Members of the Assembly of Jáchal No Se Toca traveled from the province of San Juan to deliver an accompanying petition signed by 71,000 people demanding the permanent closure of the Veladero gold mine, owned by the Canadian company Barrick Gold through a joint venture with the Chinese company Shandong Gold.
“Eight years have passed since the most serious incident in the history of mining in Argentina, and still no trial,” says Domingo Jofré of the Assembly Jáchal No Se Toca. “We demand that it takes place, and that there be justice for the communities of Jáchal.”
The petition was organized by Ekō, a global consumer watchdog group that holds multinational corporations accountable. “As evidenced by the number of signatures on the petition, people all over the world are watching to see if Argentinian government officials will protect their people from Barrick Gold’s toxic mine,” says Lacey Kohlmoos, Senior Water Campaign Manager at Ekō. “And if the government continues to ignore the demands of communities suffering from dangerous levels of cyanide and mercury in their water, if they refuse to close down the Veladero Mine, then they will face a wave of global outrage and condemnation.”

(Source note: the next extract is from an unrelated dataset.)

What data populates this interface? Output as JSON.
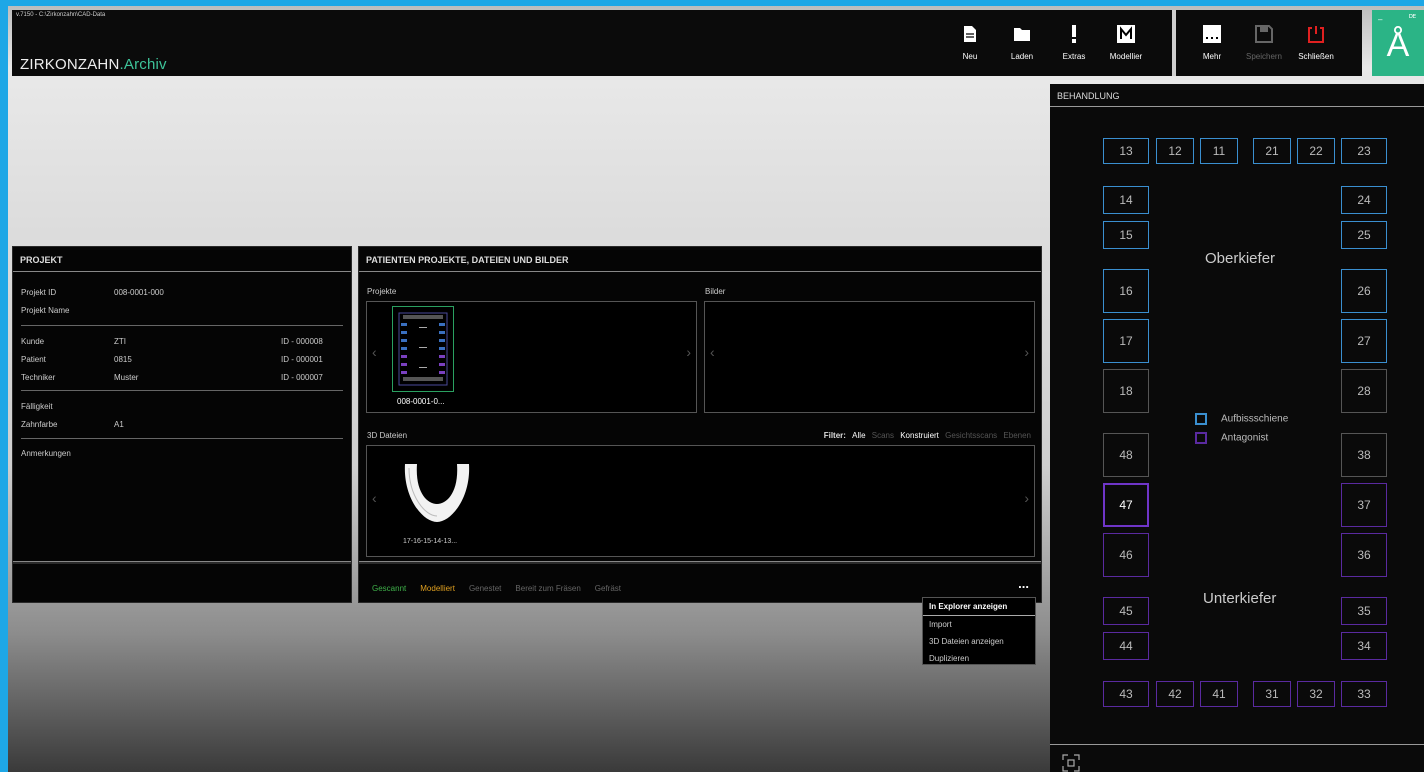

On September 12, 2015, a spill caused by a valve failure in a leaching pad pipeline released millions of liters of water contaminated with cyanide, mercury, and heavy metals into local watersheds, polluting at least five rivers. While the Canadian company and the provincial government remained silent and later tried to conceal the spill, the community of Jáchal learned about the disaster from a Veladero mine employee via WhatsApp. This led the affected communities to quickly mobilize to bring attention to what had happened, demand explanations, and seek remedy.
Within a few days, environmental lawyers representing the Assembly of Jáchal No Se Toca initiated legal proceedings with the Federal Court of Buenos Aires – attempting to put on trial the Secretaries of Environment and Mining for having violated the law protecting glaciers by permitting Barrick Gold to mine in prohibited areas. They hope that through a trial, Barrick’s license to operate will be revoked and the mine will be closed. To date, arbitrary delays and judicial stall tactics have so far prevented the case from advancing to trial.
Since the 2015 spill, residents of Jáchal have faced four other toxic spills from the mine. While official complaints were filed regarding these other spills, they were either archived or dismissed without due process or any investigation by the authorities. The only open case remaining in the courts is related to the 2015 spill.
“The involvement of the Assembly Jáchal No Se Toca in the case in Buenos Aires marks the only opportunity that the people of Jáchal have to defend their human right to water,” said Saúl Zeballos of the Assembly Jáchal No Se Toca.
“The importance of a trial and this entire process is to expose, for the first time, the violation of environmental laws in Argentina,” says Enrique Viale, an environmental lawyer representing the Assembly of Jáchal No Se Toca. “Although the penalties may not be severe, this would mark the first time that the highest environmental authorities in Argentina would be put on trial for breaching environmental and glacier protection laws.” He added that the fact that “a grassroots assembly, like the Assembly of Jáchal, is acting as a plaintiff in this case holds significant value. This could be a turning point, making officials more cautious about disregarding environmental laws.”
“While Barrick repeatedly denies these spills, communities continue to be exposed to toxic chemicals,” says Viviana Herrera, the Latin America Program Coordinator at MiningWatch Canada. “Delays in court proceedings against government officials mean that Barrick can continue to operate with impunity. We hope this trial will be the first of many more in Argentina where Canadian companies like Barrick Gold finally face consequences for contaminating vital water sources.”
“The Argentine government must hold Barrick accountable for their pollution,” said Jan Morrill, Tailings Campaign Manager at Earthworks. “The courts in Argentina have an important role to play in ensuring clean water and health communities.”